▸ **Exercise requirements**
Your response should be every line from the entries that includes the string "JSON".
Available data below:
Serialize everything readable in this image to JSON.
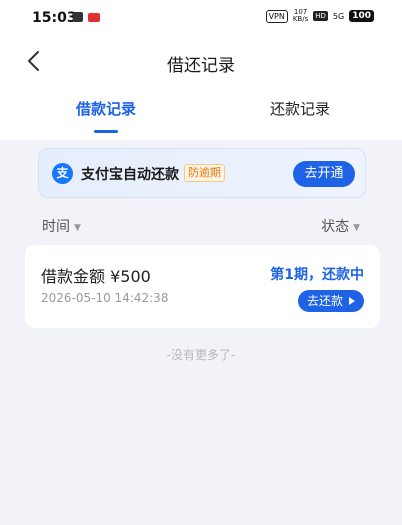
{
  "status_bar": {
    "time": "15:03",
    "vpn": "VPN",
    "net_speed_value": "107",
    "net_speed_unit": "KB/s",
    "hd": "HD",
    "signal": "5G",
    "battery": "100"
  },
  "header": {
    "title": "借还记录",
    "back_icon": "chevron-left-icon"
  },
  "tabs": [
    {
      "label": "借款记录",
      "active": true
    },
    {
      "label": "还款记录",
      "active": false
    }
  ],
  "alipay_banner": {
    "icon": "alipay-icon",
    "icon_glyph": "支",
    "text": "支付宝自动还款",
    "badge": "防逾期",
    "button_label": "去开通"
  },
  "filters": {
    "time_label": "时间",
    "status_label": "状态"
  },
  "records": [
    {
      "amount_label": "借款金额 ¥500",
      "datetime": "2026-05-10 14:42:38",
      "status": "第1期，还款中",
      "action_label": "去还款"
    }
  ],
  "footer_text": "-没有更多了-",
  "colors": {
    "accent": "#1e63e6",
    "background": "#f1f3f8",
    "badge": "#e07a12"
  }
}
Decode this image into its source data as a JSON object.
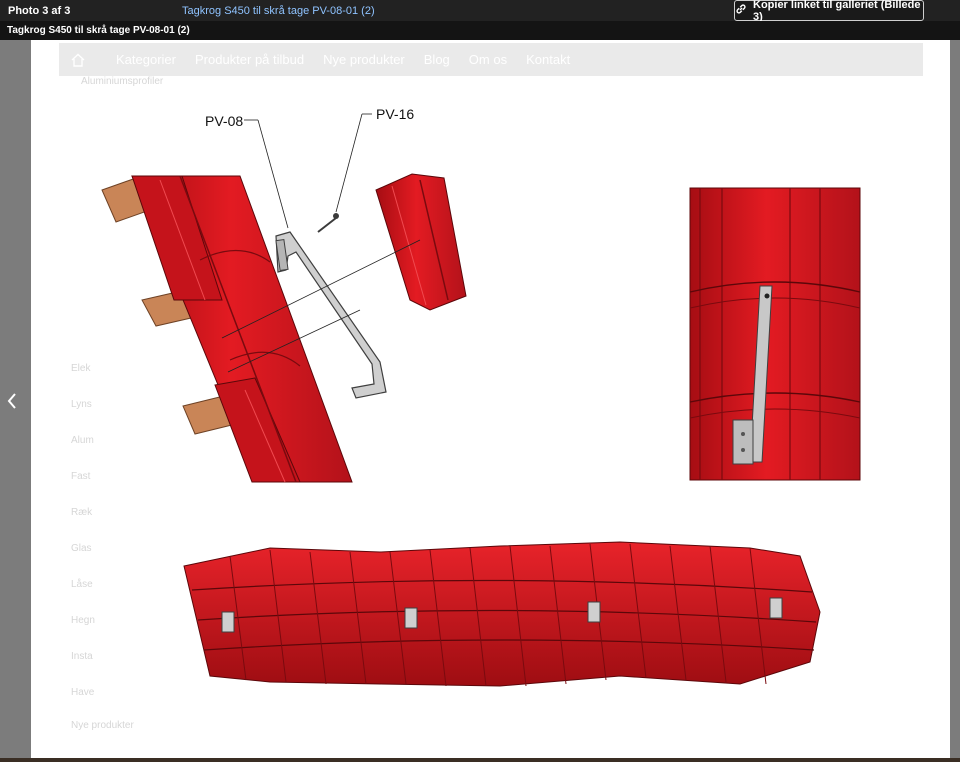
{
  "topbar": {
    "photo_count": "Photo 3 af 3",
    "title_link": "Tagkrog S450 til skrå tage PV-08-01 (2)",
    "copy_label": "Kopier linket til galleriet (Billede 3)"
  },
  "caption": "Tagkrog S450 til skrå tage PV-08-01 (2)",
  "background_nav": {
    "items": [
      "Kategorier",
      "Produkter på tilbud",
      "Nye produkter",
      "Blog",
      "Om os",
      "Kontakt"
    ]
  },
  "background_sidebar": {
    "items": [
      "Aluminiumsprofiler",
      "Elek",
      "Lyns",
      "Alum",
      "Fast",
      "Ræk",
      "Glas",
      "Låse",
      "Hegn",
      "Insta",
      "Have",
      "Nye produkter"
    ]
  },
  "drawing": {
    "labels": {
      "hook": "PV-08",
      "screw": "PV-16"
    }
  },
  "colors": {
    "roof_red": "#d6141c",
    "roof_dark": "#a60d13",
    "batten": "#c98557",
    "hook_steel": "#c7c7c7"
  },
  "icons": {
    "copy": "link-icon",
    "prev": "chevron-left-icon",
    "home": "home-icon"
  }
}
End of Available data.
▸ **Task result**
Serialize everything readable in this image to JSON.
Decode this image into its source data as a JSON object.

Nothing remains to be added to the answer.